My Lords, I thank my noble friend for that reply. Is it not the case that the United Nations agreed that Belize should be independent as soon as possible? In fact, there has been a settlement there since 1638; a commander-in-chief was appointed in 1786, and the colony was recognised in 1862. Surely by now it is time that some action was taken with Guatemala to reach a settlement. Have the Opposition been consulted?

My Lords, my noble friend is quite right, and that is what the constitutional conference is about. The Opposition are being consulted.

My Lords, are Her Majesty's Government aware that there would be widespread support for the views expressed by the noble Baroness, Lady Vickers, on this rather difficult and dangerous point; that in particular there would be general support for any attempts by the United Kingdom to resolve the difficulties in the area, relating mostly to frontiers, and also to ensure the viability and the security of the area, whatever constitutional forms are decided?

My Lords, yes. Once again the noble Lord opposite is quite right. Over the years the difficulty as regards the independence of Belize has been the Guatemalan claim to Belizian territory. It would obviously be better if we could reach an agreement with Guatemala before independence, and we are still seeking to do that.
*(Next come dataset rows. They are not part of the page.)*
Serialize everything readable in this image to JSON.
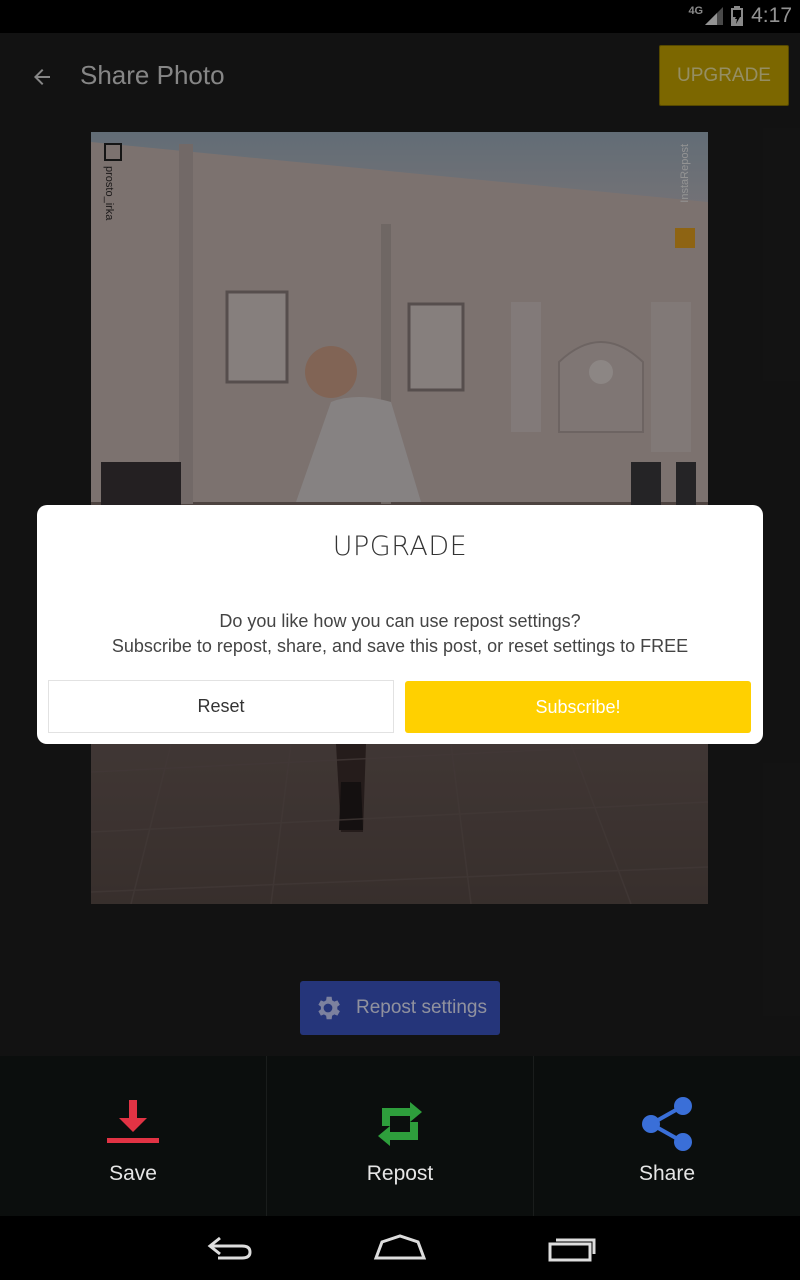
{
  "status_bar": {
    "network": "4G",
    "time": "4:17"
  },
  "app_bar": {
    "title": "Share Photo",
    "upgrade_label": "UPGRADE",
    "back_icon": "arrow-back-icon"
  },
  "photo": {
    "watermark_user": "prosto_irka",
    "watermark_app": "InstaRepost"
  },
  "dialog": {
    "title": "UPGRADE",
    "message_line1": "Do you like how you can use repost settings?",
    "message_line2": "Subscribe to repost, share, and save this post, or reset settings to FREE",
    "reset_label": "Reset",
    "subscribe_label": "Subscribe!"
  },
  "repost_settings": {
    "label": "Repost settings",
    "icon": "gear-icon"
  },
  "bottom_actions": [
    {
      "label": "Save",
      "icon": "download-icon",
      "color": "#e23344"
    },
    {
      "label": "Repost",
      "icon": "repost-icon",
      "color": "#2e9e3c"
    },
    {
      "label": "Share",
      "icon": "share-icon",
      "color": "#3a6fd8"
    }
  ],
  "colors": {
    "accent_yellow": "#ffd000",
    "upgrade_dimmed": "#c9a700",
    "repost_settings_blue": "#3d56c6",
    "background": "#1e1e1e"
  }
}
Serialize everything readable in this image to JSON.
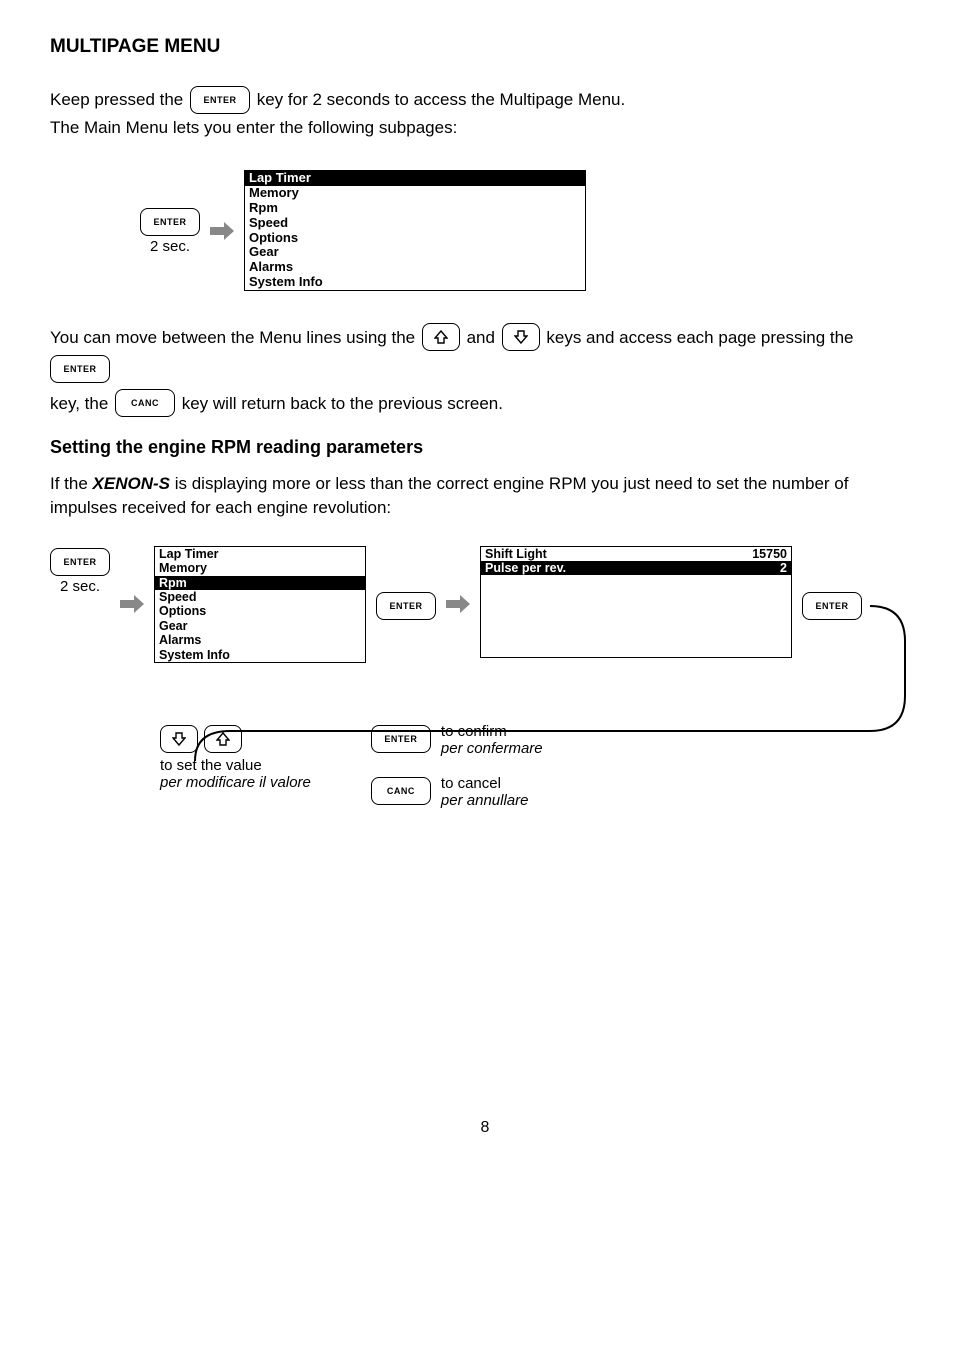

My Lords, in view of the character of the Government of Guatemala and the uncertainty in that territory, will the Government be careful not to sign a treaty with that country which would be contrary to the view of the people of Belize?

My Lords, the noble Lord can be quite sure that whatever we do about the independence of Belize, we shall be very careful.